"You see a lot of professionalism out in the training area, and we strive to get things perfect." Figaro said.
"At first they might say it's because of our equipment, but we show them how resourceful we can be and they realize it's more about basic leadership skills, and leading by example. Once they see that, they realize why the United States Army is the most powerful army in the world," he added.
Along with providing training to the personnel staffing the combined training center, the U.S. Soldiers here say they are also working diligently to improve both the facility's infrastructure and training aides.
One valuable resource is MILES gear. MILES, short for Multiple Integrated Laser Engagement System similar to a laser-tag system that allows Soldiers to conduct simulated battles as they exchange shot-for-shot.
The gear consists of a laser module and harness. The laser is mounted on a soldier's rifle, and the harness, which is covered in receivers, is worn by the Soldier.
When the Soldiers fire a blank round, it triggers the laser. If the laser strikes a receiver mounted on another Soldier's vest, a hit is recorded.
In addition to individual MILES gear, there are vehicle-based systems that can be mounted on tanks, trucks, or armored personnel carriers.
Since the Ukrainian training center began using MILES gear as a training aide, the Ukrainian training center staff has surprised their U.S. counterparts with their skills and resourcefulness, said Staff Sgt. Michael Powell, the joint training group simulated munitions --"simunitions"--NCO.
"It used to be that if a piece of MILES equipment went down, that soldier was out of the fight for the rest of day. Now they are able to fix it out in the field and get that soldier back into the fight," he observed.

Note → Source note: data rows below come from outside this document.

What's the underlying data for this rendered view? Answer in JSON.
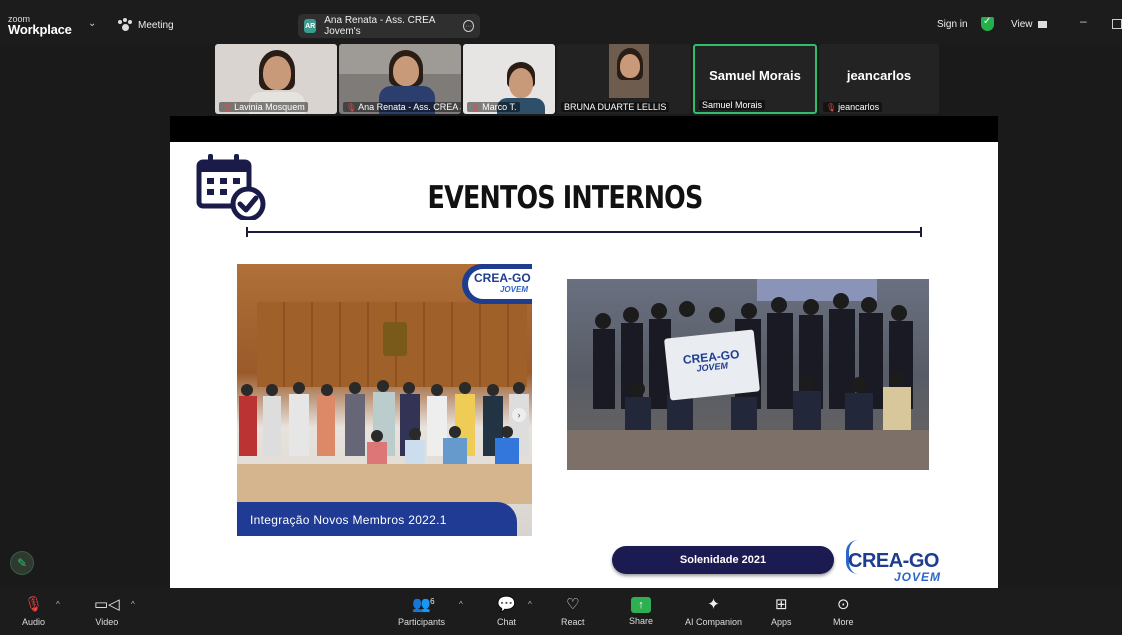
{
  "app": {
    "brand_top": "zoom",
    "brand_bottom": "Workplace",
    "meeting_label": "Meeting"
  },
  "speaker": {
    "initials": "AR",
    "name": "Ana Renata - Ass. CREA Jovem's"
  },
  "topright": {
    "signin": "Sign in",
    "view": "View",
    "minimize": "–"
  },
  "participants": [
    {
      "name": "Lavinia Mosquem",
      "muted": true
    },
    {
      "name": "Ana Renata - Ass. CREA Jo...",
      "muted": true
    },
    {
      "name": "Marco T.",
      "muted": true
    },
    {
      "name": "BRUNA DUARTE LELLIS",
      "muted": false
    },
    {
      "name": "Samuel Morais",
      "display": "Samuel Morais",
      "muted": false
    },
    {
      "name": "jeancarlos",
      "display": "jeancarlos",
      "muted": true
    }
  ],
  "slide": {
    "title": "EVENTOS INTERNOS",
    "photo1_caption": "Integração Novos Membros 2022.1",
    "logo_main": "CREA-GO",
    "logo_sub": "JOVEM",
    "banner_main": "CREA-GO",
    "banner_sub": "JOVEM",
    "photo2_button": "Solenidade 2021"
  },
  "toolbar": {
    "audio": "Audio",
    "video": "Video",
    "participants": "Participants",
    "participants_count": "6",
    "chat": "Chat",
    "react": "React",
    "share": "Share",
    "ai": "AI Companion",
    "apps": "Apps",
    "more": "More"
  },
  "colors": {
    "active_speaker": "#2fbf6a",
    "share_green": "#2fae52",
    "crea_blue": "#1e3d8f",
    "pill_navy": "#1b1b52"
  }
}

"I've watch them tear a whole miles unit apart and repair it with locally purchased parts." Powell said. "They will go to a hardware store and buy a bunch of doorbells, tear them apart, and use them to fix MILES components."
"The end state is for us to be able to outfit an entire Ukrainian brigade with MILES gear," he said.
Though MILES is a useful training aid, issuing the gear to the individual soldier is often a lengthy process. Fortunately improvements have been made that creates less work for both the MILES section staff and the rotational unit, Powell said.
"They used to have each soldier stand in line and sign for their MILES gear," Powell said. "It took hours to do. Now the commander comes to sign for the equipment and has his subordinates distribute it. Having the commander come and sign for the equipment is allowing the unit to save two to three hours of time where they can train with the gear instead of standing in line."
Though the mission is to train the Ukrainians, the U.S. Soldiers stationed at the training center are learning from the Ukrainians as well, the New York Guardsmen said.
"One of the biggest things we have learned from the Ukrainians is how to make do with what you have," Smith said. "These days we are so dependent on optics, thermal and night vision. The Ukrainians don't have any of that, but they still conduct night operations."
"One of the things they use to overcome that deficiency is through the use of vehicle mounted spotlights," Smith said. "Once they get an idea of where somebody is, they hit that spotlight, engage the target, and then turn the spotlight off."
As the Yavoriv training center continues to evolve and change, one thing remains constant. The enthusiasm of the U.S. and Ukrainian soldiers stationed there, New York Soldiers said.
Now nearing the completion of their rotation, the New York Soldiers are slated to be relieved by the Tennessee National Guard's 278th Armored Cavalry Regiment, who is scheduled to take over command of JMTG-U later this summer.